By Jeff Louderback
Free of the cumbersome long-term contracts that accompanied Carl Crawford and Adrian Gonzalez, the Red Sox have said they will be cautious about free agent signings this offseason and in the future. Yet, because they have significant payroll flexibility – thank you, Los Angeles Dodgers – Boston has the money to make a headline-grabbing deal with outfielder Josh Hamilton or, more sensibly, a sensible move like bringing aboard first baseman Adam LaRoche.
When healthy, the 31-year-old Hamilton is one of the most potent offensive threats in baseball. Health for the left-handed slugger is a question mark, though, as is his ability to effectively handle playing in a demanding media market like Boston given his well-documented history of substance abuse. Signing Hamilton has an upside, but it also features substantial risks, especially with the seven years and $175 million he is reportedly seeking.
Though Red Sox general manager Ben Cherington says he wants to acquire two outfielders this offseason via trade or free agency – and Jacoby Ellsbury will likely depart as a free agent after the 2013 campaign – finding productive long-term solutions in the outfield will not be a formidable challenge for the club. Top prospects Bryce Brentz and center fielder of the near future Jackie Bradley expect to be Major League ready by 2014. For next season, the Sox can find short-term alternatives like Torii Hunter, Ryan Ludwick and Cody Ross (if the latter is open to a two-year deal). Potential trade targets like Alex Gordon, Shin-Soo Choo and Justin Upton are also possibilities.
First base is a different story, at least in Boston. The Red Sox do not have a high-profile first base prospect. Two of their previous first base candidates for the future were traded and are playing elsewhere, including Anthony Rizzo (who is with Theo Epstein in Chicago) and Lars Anderson (who is in the Indians farm system).
The Red Sox could always get creative and move Will Middlebrooks to first base in a year or two to make room for uber prospect Xander Bogaerts (who might be better suited for third base than shortstop). That has not been discussed – at least it has not been publicly acknowledged by the Red Sox – and even if that move is made, it won’t likely happen until 2014 at the earliest.
Considering that the Red Sox need a big bat in the heart of the order – and a first baseman to replace Gonzalez – the 33-year-old LaRoche makes sense. The Washington Nationals understandably want him back after he belted 33 home runs, knocked in 100 runs and won a Gold Glove in 2012. LaRoche wants a multi-year deal, and since the Red Sox need a power-hitting first baseman who also has a defensively-sound glove, it would be wise to give him a three-year deal.
Anything more than three years would be too much of a risk for a player who is currently 33, but because of the lack of a true first base prospect in the system, Boston needs to look outside for first base help. Other options include 31-year-old Mike Napoli, who can also catch and DH and would give the Red Sox pop from the right side of the plate, and Nick Swisher, who can also play right field but apparently wants a long-term deal.
Though he is average at best defensively, Napoli would be palatable because of his right-handed power, his versatility and his track record of production at Fenway Park.

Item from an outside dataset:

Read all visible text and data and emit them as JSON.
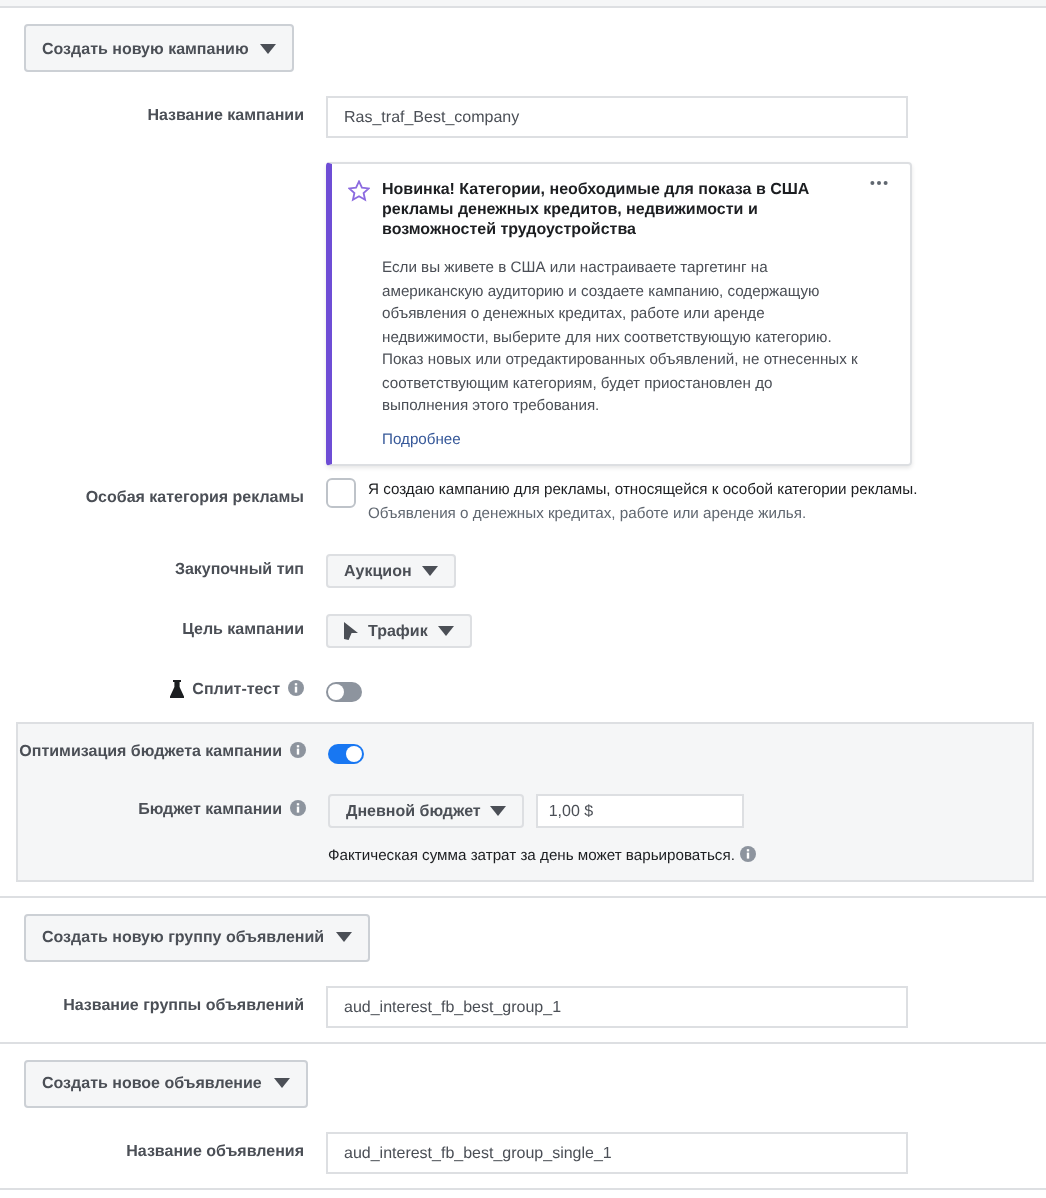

LaRoche, though, would be the most ideal first base addition for the Red Sox because of his consistency, his defensive prowess and his likability as a teammate.
With Ellsbury, Dustin Pedroia, David Ortiz and Middlebrooks set to return in 2013, Boston’s lineup would be especially potent if the club added LaRoche and two outfielders like Hunter and Gordon..
LaRoche, Hunter and Gordon are my three most desired targets this offseason for the Red Sox. LaRoche would cost the Red Sox a second round pick (since their first round selection is protected for 2013). Hunter did not receive a qualifying offer from the Angels so he can be signed without sacrificing a draft pick.
Gordon is not a free agent, and the Kansas City Royals crave starting pitching, so they would likely want someone such as 25-year-old left-hander Felix Doubront, but it would be a worthwhile deal since the Red Sox have payroll flexibility to sign a starting pitcher and they have more Major League ready rotation depth at Pawtucket, plus Franklin Morales and Alfredo Aceves at the Major League level.